Collected data entries
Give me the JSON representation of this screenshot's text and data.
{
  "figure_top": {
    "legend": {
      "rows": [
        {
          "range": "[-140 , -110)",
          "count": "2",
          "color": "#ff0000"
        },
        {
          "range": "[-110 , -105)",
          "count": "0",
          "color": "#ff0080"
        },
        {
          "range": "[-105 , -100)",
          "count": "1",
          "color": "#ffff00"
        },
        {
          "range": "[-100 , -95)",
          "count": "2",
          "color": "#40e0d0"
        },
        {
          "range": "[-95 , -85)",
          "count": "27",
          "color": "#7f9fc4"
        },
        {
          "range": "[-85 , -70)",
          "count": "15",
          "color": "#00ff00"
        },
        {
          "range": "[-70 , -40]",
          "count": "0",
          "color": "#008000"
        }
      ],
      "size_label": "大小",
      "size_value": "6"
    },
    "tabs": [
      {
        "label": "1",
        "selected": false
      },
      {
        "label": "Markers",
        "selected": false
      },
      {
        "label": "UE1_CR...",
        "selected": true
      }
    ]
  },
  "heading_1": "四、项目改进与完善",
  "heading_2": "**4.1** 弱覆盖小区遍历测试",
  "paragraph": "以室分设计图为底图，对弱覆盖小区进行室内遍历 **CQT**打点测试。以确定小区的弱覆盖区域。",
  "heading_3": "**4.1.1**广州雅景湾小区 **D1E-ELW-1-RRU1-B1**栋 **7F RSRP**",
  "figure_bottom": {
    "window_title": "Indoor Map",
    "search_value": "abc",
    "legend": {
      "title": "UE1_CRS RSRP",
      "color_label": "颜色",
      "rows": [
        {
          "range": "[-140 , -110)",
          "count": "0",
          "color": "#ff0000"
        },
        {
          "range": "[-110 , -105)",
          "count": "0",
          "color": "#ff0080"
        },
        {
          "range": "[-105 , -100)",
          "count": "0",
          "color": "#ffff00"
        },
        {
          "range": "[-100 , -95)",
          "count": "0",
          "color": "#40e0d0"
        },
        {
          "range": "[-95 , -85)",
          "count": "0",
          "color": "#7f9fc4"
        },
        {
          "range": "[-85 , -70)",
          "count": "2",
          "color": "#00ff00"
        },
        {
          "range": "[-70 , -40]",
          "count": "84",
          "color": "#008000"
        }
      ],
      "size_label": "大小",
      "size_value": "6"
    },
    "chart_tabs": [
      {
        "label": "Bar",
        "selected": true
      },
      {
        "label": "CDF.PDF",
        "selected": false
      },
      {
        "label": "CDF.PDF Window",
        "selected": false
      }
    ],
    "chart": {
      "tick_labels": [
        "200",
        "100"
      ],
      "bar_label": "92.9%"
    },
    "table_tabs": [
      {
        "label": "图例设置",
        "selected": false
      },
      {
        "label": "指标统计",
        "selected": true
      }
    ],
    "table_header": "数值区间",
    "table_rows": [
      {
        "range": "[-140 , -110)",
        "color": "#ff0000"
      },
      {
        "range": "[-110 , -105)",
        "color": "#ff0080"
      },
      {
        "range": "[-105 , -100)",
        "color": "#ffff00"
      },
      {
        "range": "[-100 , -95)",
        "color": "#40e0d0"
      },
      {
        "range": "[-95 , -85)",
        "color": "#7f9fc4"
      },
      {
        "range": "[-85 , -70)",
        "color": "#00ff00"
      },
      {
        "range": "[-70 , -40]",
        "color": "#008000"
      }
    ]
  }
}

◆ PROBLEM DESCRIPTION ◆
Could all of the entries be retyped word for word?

◆ EXERCISE SOLUTION ◆
Give me the JSON representation of this screenshot's text and data.
{
  "figure_top": {
    "legend": {
      "rows": [
        {
          "range": "[-140 , -110)",
          "count": "2",
          "color": "#ff0000"
        },
        {
          "range": "[-110 , -105)",
          "count": "0",
          "color": "#ff0080"
        },
        {
          "range": "[-105 , -100)",
          "count": "1",
          "color": "#ffff00"
        },
        {
          "range": "[-100 , -95)",
          "count": "2",
          "color": "#40e0d0"
        },
        {
          "range": "[-95 , -85)",
          "count": "27",
          "color": "#7f9fc4"
        },
        {
          "range": "[-85 , -70)",
          "count": "15",
          "color": "#00ff00"
        },
        {
          "range": "[-70 , -40]",
          "count": "0",
          "color": "#008000"
        }
      ],
      "size_label": "大小",
      "size_value": "6"
    },
    "tabs": [
      {
        "label": "1",
        "selected": false
      },
      {
        "label": "Markers",
        "selected": false
      },
      {
        "label": "UE1_CR...",
        "selected": true
      }
    ]
  },
  "heading_1": "四、项目改进与完善",
  "heading_2": "**4.1** 弱覆盖小区遍历测试",
  "paragraph": "以室分设计图为底图，对弱覆盖小区进行室内遍历 **CQT**打点测试。以确定小区的弱覆盖区域。",
  "heading_3": "**4.1.1**广州雅景湾小区 **D1E-ELW-1-RRU1-B1**栋 **7F RSRP**",
  "figure_bottom": {
    "window_title": "Indoor Map",
    "search_value": "abc",
    "legend": {
      "title": "UE1_CRS RSRP",
      "color_label": "颜色",
      "rows": [
        {
          "range": "[-140 , -110)",
          "count": "0",
          "color": "#ff0000"
        },
        {
          "range": "[-110 , -105)",
          "count": "0",
          "color": "#ff0080"
        },
        {
          "range": "[-105 , -100)",
          "count": "0",
          "color": "#ffff00"
        },
        {
          "range": "[-100 , -95)",
          "count": "0",
          "color": "#40e0d0"
        },
        {
          "range": "[-95 , -85)",
          "count": "0",
          "color": "#7f9fc4"
        },
        {
          "range": "[-85 , -70)",
          "count": "2",
          "color": "#00ff00"
        },
        {
          "range": "[-70 , -40]",
          "count": "84",
          "color": "#008000"
        }
      ],
      "size_label": "大小",
      "size_value": "6"
    },
    "chart_tabs": [
      {
        "label": "Bar",
        "selected": true
      },
      {
        "label": "CDF.PDF",
        "selected": false
      },
      {
        "label": "CDF.PDF Window",
        "selected": false
      }
    ],
    "chart": {
      "tick_labels": [
        "200",
        "100"
      ],
      "bar_label": "92.9%"
    },
    "table_tabs": [
      {
        "label": "图例设置",
        "selected": false
      },
      {
        "label": "指标统计",
        "selected": true
      }
    ],
    "table_header": "数值区间",
    "table_rows": [
      {
        "range": "[-140 , -110)",
        "color": "#ff0000"
      },
      {
        "range": "[-110 , -105)",
        "color": "#ff0080"
      },
      {
        "range": "[-105 , -100)",
        "color": "#ffff00"
      },
      {
        "range": "[-100 , -95)",
        "color": "#40e0d0"
      },
      {
        "range": "[-95 , -85)",
        "color": "#7f9fc4"
      },
      {
        "range": "[-85 , -70)",
        "color": "#00ff00"
      },
      {
        "range": "[-70 , -40]",
        "color": "#008000"
      }
    ]
  }
}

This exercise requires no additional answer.